Who sets the web standards?
Standards for the web are set by the World Wide Web Consortium www.w3c.org. Essentially the W3C set standards for both the webpages that make up the internet, and the web browsers used to view those pages. Websites and browsers that meet the standards are often described as compliant.
Why does meeting the W3C standards matter?
- If you do not meet the standards then:
- you have no guarantee what your website will look like to visitors;
- your website may be unusable in some web browsers;
- your website may become unusable to visitors after a browser is updated to a new release;
- Users who use add-ins to help them surf the web may not be able to view your site.

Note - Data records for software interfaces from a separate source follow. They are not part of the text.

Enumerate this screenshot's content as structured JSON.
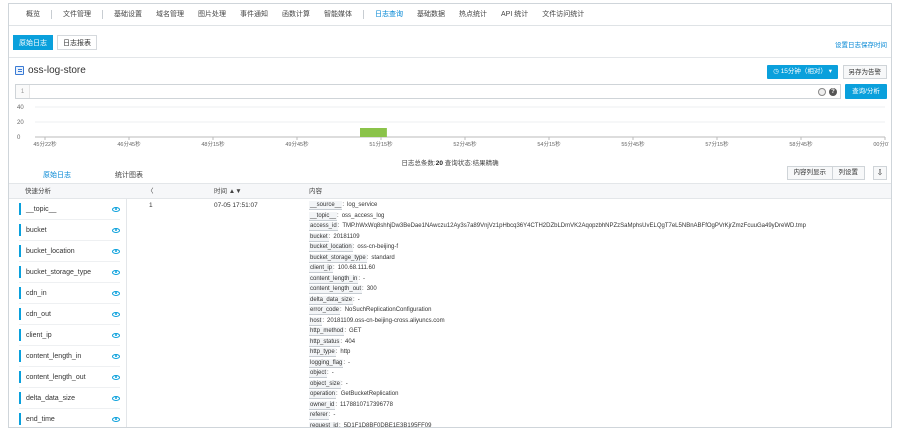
{
  "nav": {
    "items": [
      "概览",
      "文件管理",
      "基础设置",
      "域名管理",
      "图片处理",
      "事件通知",
      "函数计算",
      "智能媒体",
      "日志查询",
      "基础数据",
      "热点统计",
      "API 统计",
      "文件访问统计"
    ],
    "active": "日志查询"
  },
  "subtabs": [
    "原始日志",
    "日志报表"
  ],
  "save_link": "设置日志保存时间",
  "store": {
    "name": "oss-log-store",
    "time_button": "15分钟（相对）",
    "saveas_button": "另存为告警"
  },
  "query": {
    "line_no": "1",
    "value": "",
    "search_button": "查询/分析"
  },
  "histogram": {
    "y_ticks": [
      "40",
      "20",
      "0"
    ],
    "x_ticks": [
      "45分22秒",
      "46分45秒",
      "48分15秒",
      "49分45秒",
      "51分15秒",
      "52分45秒",
      "54分15秒",
      "55分45秒",
      "57分15秒",
      "58分45秒",
      "00分07秒"
    ],
    "bar_color": "#8bc34a",
    "bar": {
      "x_index": 3.75,
      "width_index": 0.32,
      "value": 12
    }
  },
  "status": {
    "prefix": "日志总条数:",
    "count": "20",
    "suffix": "查询状态:结果精确"
  },
  "result_tabs": [
    "原始日志",
    "统计图表"
  ],
  "result_buttons": {
    "wrap": "内容列显示",
    "columns": "列设置",
    "download": "⇩"
  },
  "table": {
    "quick": "快速分析",
    "collapse": "〈",
    "time_header": "时间 ▲▼",
    "content_header": "内容"
  },
  "fields": [
    "__topic__",
    "bucket",
    "bucket_location",
    "bucket_storage_type",
    "cdn_in",
    "cdn_out",
    "client_ip",
    "content_length_in",
    "content_length_out",
    "delta_data_size",
    "end_time"
  ],
  "row": {
    "index": "1",
    "time": "07-05 17:51:07",
    "content": [
      {
        "k": "__source__",
        "v": "log_service"
      },
      {
        "k": "__topic__",
        "v": "oss_access_log"
      },
      {
        "k": "access_id",
        "v": "TMP.hWxWq8shhjDw3BeDae1NAwczu12Ay3s7a89VnjVz1pHbcq36Y4CTH2DZbLDmVK2AqopzbhNPZzSaMphsUvELQgT7eL5NBnABFfOgPVrKjrZmzFcuuGa49yDreWD.tmp"
      },
      {
        "k": "bucket",
        "v": "20181109"
      },
      {
        "k": "bucket_location",
        "v": "oss-cn-beijing-f"
      },
      {
        "k": "bucket_storage_type",
        "v": "standard"
      },
      {
        "k": "client_ip",
        "v": "100.68.111.60"
      },
      {
        "k": "content_length_in",
        "v": "-"
      },
      {
        "k": "content_length_out",
        "v": "300"
      },
      {
        "k": "delta_data_size",
        "v": "-"
      },
      {
        "k": "error_code",
        "v": "NoSuchReplicationConfiguration"
      },
      {
        "k": "host",
        "v": "20181109.oss-cn-beijing-cross.aliyuncs.com"
      },
      {
        "k": "http_method",
        "v": "GET"
      },
      {
        "k": "http_status",
        "v": "404"
      },
      {
        "k": "http_type",
        "v": "http"
      },
      {
        "k": "logging_flag",
        "v": "-"
      },
      {
        "k": "object",
        "v": "-"
      },
      {
        "k": "object_size",
        "v": "-"
      },
      {
        "k": "operation",
        "v": "GetBucketReplication"
      },
      {
        "k": "owner_id",
        "v": "1178810717396778"
      },
      {
        "k": "referer",
        "v": "-"
      },
      {
        "k": "request_id",
        "v": "5D1F1D8BF0DBE1E3B195FF09"
      }
    ]
  }
}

We have seen the look of horror on the faces of some website owners when they realise just what unusable means in practise. Meeting standards really does matter, and this does not include any legal obligation that organisations may also be under to ensure accessibility of information to all users.
How do I Check for W3C compliance?
If you visit the W3C website, you will find much technical information that may seem rather obscure to you. Fortunately a series of free tools are available to check compliance are also on the site. The Unicorn validator integrates all the checks into a single tool. You can check any website, so be nosey and check out sites large and small.
Getting and keeping a website free from errors takes effort. For the stand alone website, every update is a potential source of errors and a check for compliance should be made after every update.
If the site is built using a CMS, then some effort will probably be needed as the site is set up to ensure that there are no errors, (probably self induced), and that the site is fully compliant. Once full compliance had been achieved then then most potential errors will be automatically captured and corrected as each piece of new content is added.
Contact us if you want to talk about making sure your website meets the latest standards.